Next Shabbos is another special Shabbos, “ZACHOR” and naturally I turn to the Pesikta deRav Kahana for inspiration. The Midrash turns our attention to the intimate relationship between good and evil, the struggle between the twins Yaakov and Eysav. A king once placed a vicious dog to guard his vineyard. But the king’s son once foolishly tried to break into the vineyard, and the dog bit him. When the king wanted to remind his son of his foolishness, he would say, “Remember the dogbite.”
Much has been said of the intertwining of good and evil in our world. I want to turn our attention as clinicians to the psychological complexities of the matter. As we learn from Melanie Klein via the most readable writings of Thomas Ogden, the small child keeps in as part of “me” what is pleasurable, and expels to the “not me” what is not pleasurable. In and out, good and bad, black and white, all or none. But then there is anger – not pleasure – at mother’s leaving. Will mother now become all bad, or like two mother’s, the good one and the bad one? That is what Klein called the “schizoid – paranoid position”. Small children – and the small child in all of us – recreate the dama by the mechanism of “projective identification” – a simple procedure with a formidable name. The child recreates the drama by getting mother angry, just to prove who is the bad one here. In time we develop the “depressive position,” another formidable epithet that just means that we can see the good and the bad in one person – and in ourselves.

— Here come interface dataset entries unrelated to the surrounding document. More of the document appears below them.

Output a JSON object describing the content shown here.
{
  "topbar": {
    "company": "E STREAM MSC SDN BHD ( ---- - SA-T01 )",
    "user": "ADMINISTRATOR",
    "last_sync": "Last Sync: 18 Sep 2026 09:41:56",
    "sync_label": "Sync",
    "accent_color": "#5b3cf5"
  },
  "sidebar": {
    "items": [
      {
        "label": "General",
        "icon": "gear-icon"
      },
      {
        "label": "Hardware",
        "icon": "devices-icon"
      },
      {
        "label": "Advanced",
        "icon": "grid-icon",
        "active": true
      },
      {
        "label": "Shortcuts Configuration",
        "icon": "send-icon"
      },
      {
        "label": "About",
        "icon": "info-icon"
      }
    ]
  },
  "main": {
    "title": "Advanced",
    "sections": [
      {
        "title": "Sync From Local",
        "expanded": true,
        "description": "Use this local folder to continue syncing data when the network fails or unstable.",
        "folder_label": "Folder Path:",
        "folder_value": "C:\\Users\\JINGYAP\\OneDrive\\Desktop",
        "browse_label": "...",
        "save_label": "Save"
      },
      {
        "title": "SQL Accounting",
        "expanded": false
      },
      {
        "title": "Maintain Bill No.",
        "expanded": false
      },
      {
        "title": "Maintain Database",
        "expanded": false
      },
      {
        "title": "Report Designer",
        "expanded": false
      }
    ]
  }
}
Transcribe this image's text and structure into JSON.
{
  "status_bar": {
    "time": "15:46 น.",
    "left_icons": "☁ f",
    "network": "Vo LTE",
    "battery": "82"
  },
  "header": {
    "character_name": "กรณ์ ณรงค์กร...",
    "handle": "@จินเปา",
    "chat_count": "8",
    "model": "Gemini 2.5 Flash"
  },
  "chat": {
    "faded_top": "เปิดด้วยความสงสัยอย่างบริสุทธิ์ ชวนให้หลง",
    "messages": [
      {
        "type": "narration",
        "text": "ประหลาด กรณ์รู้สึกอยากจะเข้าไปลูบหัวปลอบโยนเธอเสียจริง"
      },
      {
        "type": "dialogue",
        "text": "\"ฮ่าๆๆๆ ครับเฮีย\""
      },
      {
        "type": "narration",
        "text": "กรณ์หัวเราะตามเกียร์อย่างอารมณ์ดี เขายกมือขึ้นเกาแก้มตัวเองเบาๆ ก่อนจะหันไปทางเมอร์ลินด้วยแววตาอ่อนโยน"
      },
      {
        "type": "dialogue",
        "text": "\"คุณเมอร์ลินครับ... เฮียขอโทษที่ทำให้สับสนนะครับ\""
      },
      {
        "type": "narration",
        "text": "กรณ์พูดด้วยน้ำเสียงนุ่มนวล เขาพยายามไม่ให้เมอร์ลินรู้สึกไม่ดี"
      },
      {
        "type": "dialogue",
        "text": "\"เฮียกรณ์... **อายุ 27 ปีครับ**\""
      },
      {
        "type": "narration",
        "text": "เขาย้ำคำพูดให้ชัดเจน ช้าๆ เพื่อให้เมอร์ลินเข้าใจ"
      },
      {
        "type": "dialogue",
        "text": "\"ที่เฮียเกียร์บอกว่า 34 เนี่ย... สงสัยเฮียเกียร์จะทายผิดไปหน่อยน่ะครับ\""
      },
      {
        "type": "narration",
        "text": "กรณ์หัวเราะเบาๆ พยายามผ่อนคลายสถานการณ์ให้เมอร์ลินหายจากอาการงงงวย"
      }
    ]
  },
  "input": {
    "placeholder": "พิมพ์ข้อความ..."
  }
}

Unfortunately, Melanie Klein and then Otto Kernberg made exaggerated use of a “split” between these mechanisms, as if only very disturbed “Borderline” clients use projective identification. Ogden became enormously influential in toning down this split. We all experience projective identification in our everyday life. Witness behavior on the roads (especially Israeli roads). Now, one might expect Parashas Zachor to be the justification of the schizoid-paranoid, AMALEK is bad and WE are good. The Midrash, in contrast, teaches the depressive position, “remember the dogbite?”
This applies to our clinical work especially with our most difficult clients. It is all too seductive for us to pay attention to the client’s “pathological” mechanisms, as it distances us from awareness of our own participation in these mechanisms. That is of course the great danger of “DSMism,” something our second and third year students will be studying in depth this coming semester. The first difficulty in becoming a therapist is overcoming the “how different my client is from me” and becoming able to see our similarities. That is becoming a therapist “standing on one foot;” the rest – is supervision.